Beet the Heat
I had dinner at Salt in Boulder on Saturday. The food was excellent — but again, truly the experience was made by the service. The bartenders in the downstairs cellar bar were hilariously sweet. The waitress at our patio dinner table was exceptional. The food was pretty good.
High: chilled yellow beet soup
Low: bone marrow. Two words: NEVER AGAIN. I would love to describe exactly what this mouthful of gelatinous goo tasted like, but I’ll let you imagine. I can’t believe for all the culinary hype this — THIS — is what marrow tastes like.
The soup was actually so good, we tried to recreate it at home the next night, along with a fancy salt encrusted roasted rainbow trout. (A gift from my lovely neighbor/fisherman Clyde.)

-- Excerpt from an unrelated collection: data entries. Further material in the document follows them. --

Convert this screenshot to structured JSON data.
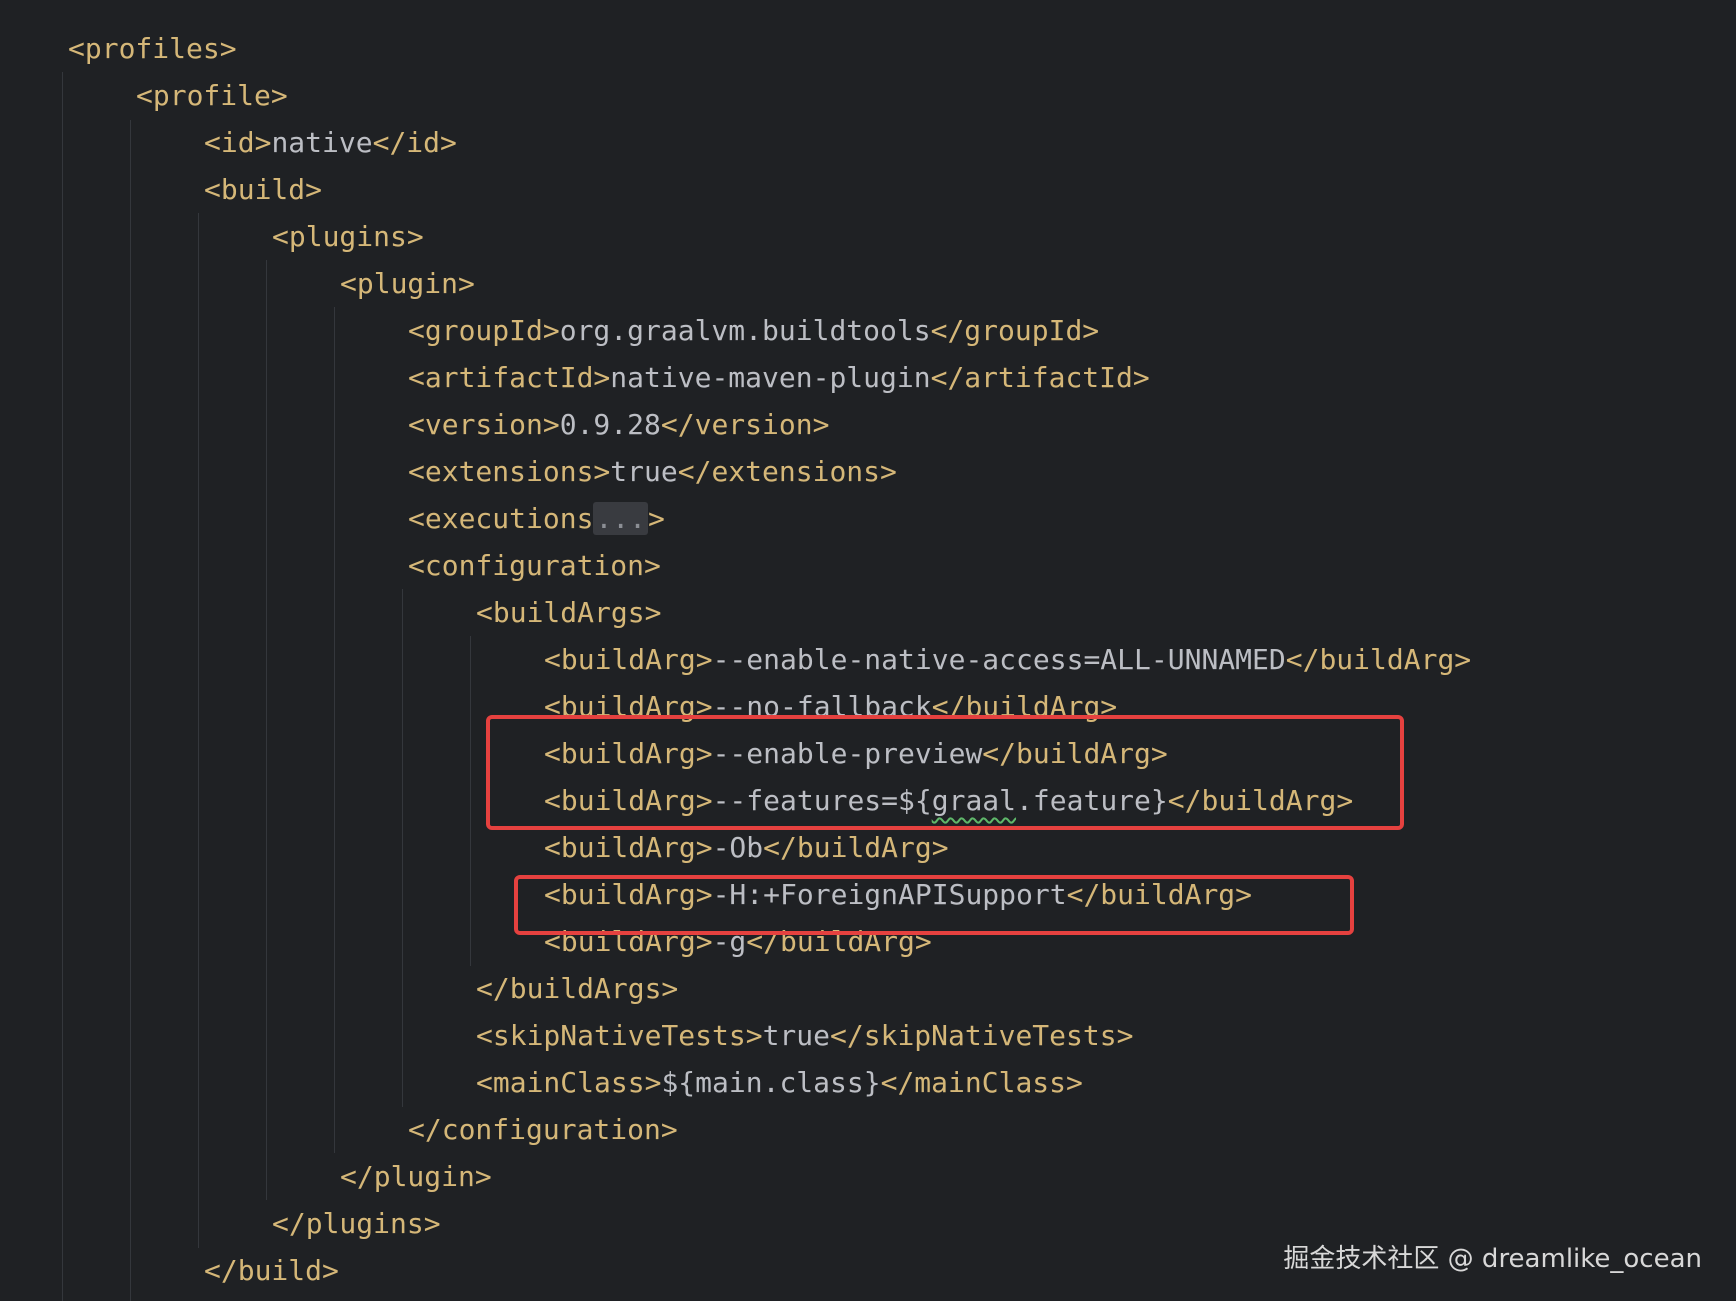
{
  "editor": {
    "language": "xml",
    "lines": [
      [
        {
          "t": "tag",
          "v": "<profiles>"
        }
      ],
      [
        {
          "t": "tag",
          "v": "<profile>"
        }
      ],
      [
        {
          "t": "tag",
          "v": "<id>"
        },
        {
          "t": "text",
          "v": "native"
        },
        {
          "t": "tag",
          "v": "</id>"
        }
      ],
      [
        {
          "t": "tag",
          "v": "<build>"
        }
      ],
      [
        {
          "t": "tag",
          "v": "<plugins>"
        }
      ],
      [
        {
          "t": "tag",
          "v": "<plugin>"
        }
      ],
      [
        {
          "t": "tag",
          "v": "<groupId>"
        },
        {
          "t": "text",
          "v": "org.graalvm.buildtools"
        },
        {
          "t": "tag",
          "v": "</groupId>"
        }
      ],
      [
        {
          "t": "tag",
          "v": "<artifactId>"
        },
        {
          "t": "text",
          "v": "native-maven-plugin"
        },
        {
          "t": "tag",
          "v": "</artifactId>"
        }
      ],
      [
        {
          "t": "tag",
          "v": "<version>"
        },
        {
          "t": "text",
          "v": "0.9.28"
        },
        {
          "t": "tag",
          "v": "</version>"
        }
      ],
      [
        {
          "t": "tag",
          "v": "<extensions>"
        },
        {
          "t": "text",
          "v": "true"
        },
        {
          "t": "tag",
          "v": "</extensions>"
        }
      ],
      [
        {
          "t": "tag",
          "v": "<executions"
        },
        {
          "t": "fold",
          "v": "..."
        },
        {
          "t": "tag",
          "v": ">"
        }
      ],
      [
        {
          "t": "tag",
          "v": "<configuration>"
        }
      ],
      [
        {
          "t": "tag",
          "v": "<buildArgs>"
        }
      ],
      [
        {
          "t": "tag",
          "v": "<buildArg>"
        },
        {
          "t": "text",
          "v": "--enable-native-access=ALL-UNNAMED"
        },
        {
          "t": "tag",
          "v": "</buildArg>"
        }
      ],
      [
        {
          "t": "tag",
          "v": "<buildArg>"
        },
        {
          "t": "text",
          "v": "--no-fallback"
        },
        {
          "t": "tag",
          "v": "</buildArg>"
        }
      ],
      [
        {
          "t": "tag",
          "v": "<buildArg>"
        },
        {
          "t": "text",
          "v": "--enable-preview"
        },
        {
          "t": "tag",
          "v": "</buildArg>"
        }
      ],
      [
        {
          "t": "tag",
          "v": "<buildArg>"
        },
        {
          "t": "text",
          "v": "--features=${"
        },
        {
          "t": "squiggle",
          "v": "graal"
        },
        {
          "t": "text",
          "v": ".feature}"
        },
        {
          "t": "tag",
          "v": "</buildArg>"
        }
      ],
      [
        {
          "t": "tag",
          "v": "<buildArg>"
        },
        {
          "t": "text",
          "v": "-Ob"
        },
        {
          "t": "tag",
          "v": "</buildArg>"
        }
      ],
      [
        {
          "t": "tag",
          "v": "<buildArg>"
        },
        {
          "t": "text",
          "v": "-H:+ForeignAPISupport"
        },
        {
          "t": "tag",
          "v": "</buildArg>"
        }
      ],
      [
        {
          "t": "tag",
          "v": "<buildArg>"
        },
        {
          "t": "text",
          "v": "-g"
        },
        {
          "t": "tag",
          "v": "</buildArg>"
        }
      ],
      [
        {
          "t": "tag",
          "v": "</buildArgs>"
        }
      ],
      [
        {
          "t": "tag",
          "v": "<skipNativeTests>"
        },
        {
          "t": "text",
          "v": "true"
        },
        {
          "t": "tag",
          "v": "</skipNativeTests>"
        }
      ],
      [
        {
          "t": "tag",
          "v": "<mainClass>"
        },
        {
          "t": "text",
          "v": "${main.class}"
        },
        {
          "t": "tag",
          "v": "</mainClass>"
        }
      ],
      [
        {
          "t": "tag",
          "v": "</configuration>"
        }
      ],
      [
        {
          "t": "tag",
          "v": "</plugin>"
        }
      ],
      [
        {
          "t": "tag",
          "v": "</plugins>"
        }
      ],
      [
        {
          "t": "tag",
          "v": "</build>"
        }
      ]
    ]
  },
  "annotations": {
    "box_color": "#e5413f",
    "highlighted_groups": [
      "buildArg --enable-preview / --features",
      "buildArg -H:+ForeignAPISupport"
    ]
  },
  "watermark": "掘金技术社区 @ dreamlike_ocean",
  "colors": {
    "background": "#1f2124",
    "tag": "#d5b778",
    "text": "#bcbec4",
    "guide": "#34373c",
    "squiggle": "#5fb86a"
  }
}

Chilled Beet Soup:
5-6 golden beets
2 tablespoons olive oil
dash of tumeric
dash of garlic salt
dash of pepper
Cup of chicken stock

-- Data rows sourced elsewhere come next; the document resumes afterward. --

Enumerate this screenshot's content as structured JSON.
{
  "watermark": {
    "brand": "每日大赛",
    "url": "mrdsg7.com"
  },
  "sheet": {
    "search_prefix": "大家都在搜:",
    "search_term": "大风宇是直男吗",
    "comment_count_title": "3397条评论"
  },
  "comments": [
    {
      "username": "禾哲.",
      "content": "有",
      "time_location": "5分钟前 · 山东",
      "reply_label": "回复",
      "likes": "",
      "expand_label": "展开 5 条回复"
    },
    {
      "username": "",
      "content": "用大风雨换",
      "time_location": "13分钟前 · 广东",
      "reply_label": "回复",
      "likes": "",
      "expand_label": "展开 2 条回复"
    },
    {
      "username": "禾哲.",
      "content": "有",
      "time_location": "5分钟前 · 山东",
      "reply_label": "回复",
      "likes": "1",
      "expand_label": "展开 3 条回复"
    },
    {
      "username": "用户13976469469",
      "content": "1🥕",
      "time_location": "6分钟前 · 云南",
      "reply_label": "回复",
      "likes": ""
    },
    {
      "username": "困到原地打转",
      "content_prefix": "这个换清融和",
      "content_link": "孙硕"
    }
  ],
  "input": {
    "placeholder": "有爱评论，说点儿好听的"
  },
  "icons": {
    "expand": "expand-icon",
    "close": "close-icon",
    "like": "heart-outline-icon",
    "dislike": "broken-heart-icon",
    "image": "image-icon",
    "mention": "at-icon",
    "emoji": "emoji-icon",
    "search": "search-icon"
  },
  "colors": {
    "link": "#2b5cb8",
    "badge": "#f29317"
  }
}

Cup of cream or full fat plain yogurt
sprig of dill for garnish
Dice beets (and peel! We did not do this and the soup was bitter.), drizzle with oil. Roast at 350 for 60 minutes. Place in blender with stock. Pulse until smooth. Mix in desired amount of cream and top with dill. Chill until ready to be served.

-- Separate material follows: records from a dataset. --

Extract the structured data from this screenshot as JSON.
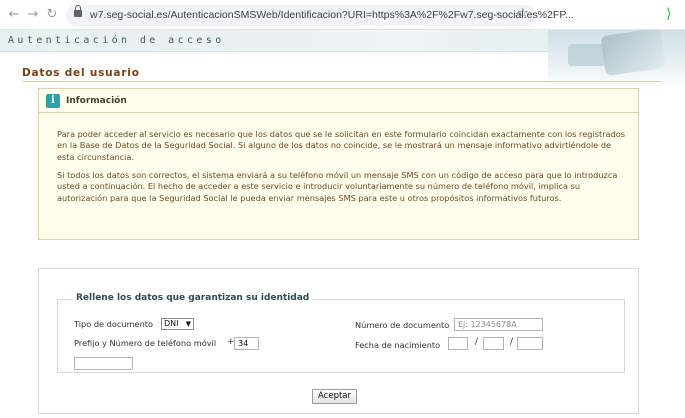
{
  "browser": {
    "back_icon": "arrow-left-icon",
    "forward_icon": "arrow-right-icon",
    "reload_icon": "reload-icon",
    "url": "w7.seg-social.es/AutenticacionSMSWeb/Identificacion?URI=https%3A%2F%2Fw7.seg-social.es%2FP...",
    "lock_icon": "lock-icon",
    "star_icon": "star-icon"
  },
  "header": {
    "title": "Autenticación de acceso"
  },
  "page": {
    "title": "Datos del usuario"
  },
  "info": {
    "icon": "info-icon",
    "icon_glyph": "i",
    "title": "Información",
    "paragraph1": "Para poder acceder al servicio es necesario que los datos que se le solicitan en este formulario coincidan exactamente con los registrados en la Base de Datos de la Seguridad Social. Si alguno de los datos no coincide, se le mostrará un mensaje informativo advirtiéndole de esta circunstancia.",
    "paragraph2": "Si todos los datos son correctos, el sistema enviará a su teléfono móvil un mensaje SMS con un código de acceso para que lo introduzca usted a continuación. El hecho de acceder a este servicio e introducir voluntariamente su número de teléfono móvil, implica su autorización para que la Seguridad Social le pueda enviar mensajes SMS para este u otros propósitos informativos futuros."
  },
  "form": {
    "legend": "Rellene los datos que garantizan su identidad",
    "doc_type_label": "Tipo de documento",
    "doc_type_value": "DNI",
    "doc_number_label": "Número de documento",
    "doc_number_placeholder": "Ej: 12345678A",
    "phone_label": "Prefijo y Número de teléfono móvil",
    "phone_plus": "+",
    "phone_prefix_value": "34",
    "phone_number_value": "",
    "birth_label": "Fecha de nacimiento",
    "date_separator": "/",
    "submit_label": "Aceptar"
  }
}
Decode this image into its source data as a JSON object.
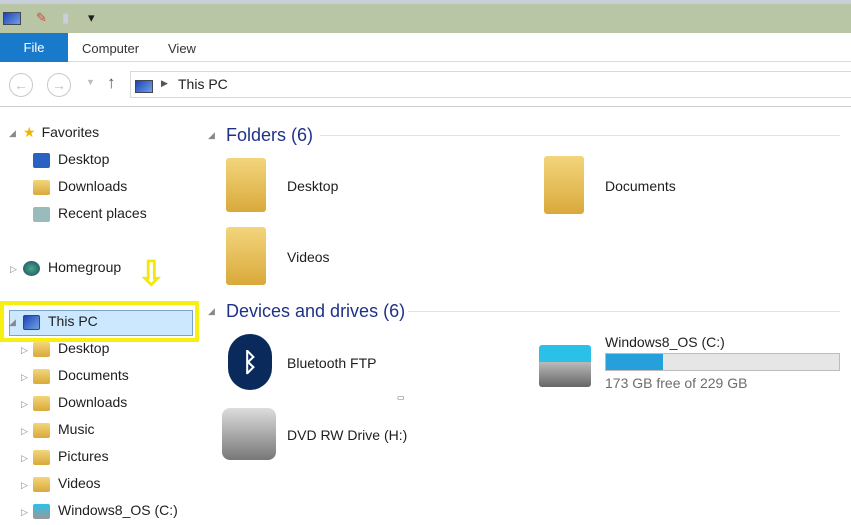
{
  "ribbon": {
    "file": "File",
    "tabs": [
      "Computer",
      "View"
    ]
  },
  "address": {
    "path": "This PC"
  },
  "sidebar": {
    "favorites": "Favorites",
    "fav_items": [
      "Desktop",
      "Downloads",
      "Recent places"
    ],
    "homegroup": "Homegroup",
    "this_pc": "This PC",
    "pc_items": [
      "Desktop",
      "Documents",
      "Downloads",
      "Music",
      "Pictures",
      "Videos",
      "Windows8_OS (C:)"
    ]
  },
  "main": {
    "folders_header": "Folders (6)",
    "folders": [
      "Desktop",
      "Documents",
      "Videos"
    ],
    "devices_header": "Devices and drives (6)",
    "devices": [
      {
        "name": "Bluetooth FTP"
      },
      {
        "name": "DVD RW Drive (H:)"
      }
    ],
    "drive": {
      "name": "Windows8_OS (C:)",
      "free_text": "173 GB free of 229 GB",
      "used_fraction": 0.245
    }
  },
  "colors": {
    "accent": "#1979ca",
    "highlight": "#f6ef10",
    "bar": "#26a0da"
  }
}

Salt Encrusted Rainbow Trout:
One trout, cleaned
3 cups kosher salt, mixed with 3 egg whites
Stuff cavity of fish with desired spices (we used thyme and dill). Lather fish with salt/egg mixture. (More on that method here.) Roast at 400 for 30 minutes. Salt layer will crack off leaving a delightfully moist fish.
A delightfully earthy and cool dinner to sip and enjoy on the patio on a warm, summer night.* (Nelson loved the fish most.)
*to be noted, 5-6 beets makes a LOT of soup and this isn’t so good the next day. If cooking for 2, use 3 beets and cut the time back to 30 minutes of roasting.
** also to be noted, gardens love macerated fish heads and guts if you can bring yourself to run them through the blender with some warm water. This might attract other animals, however.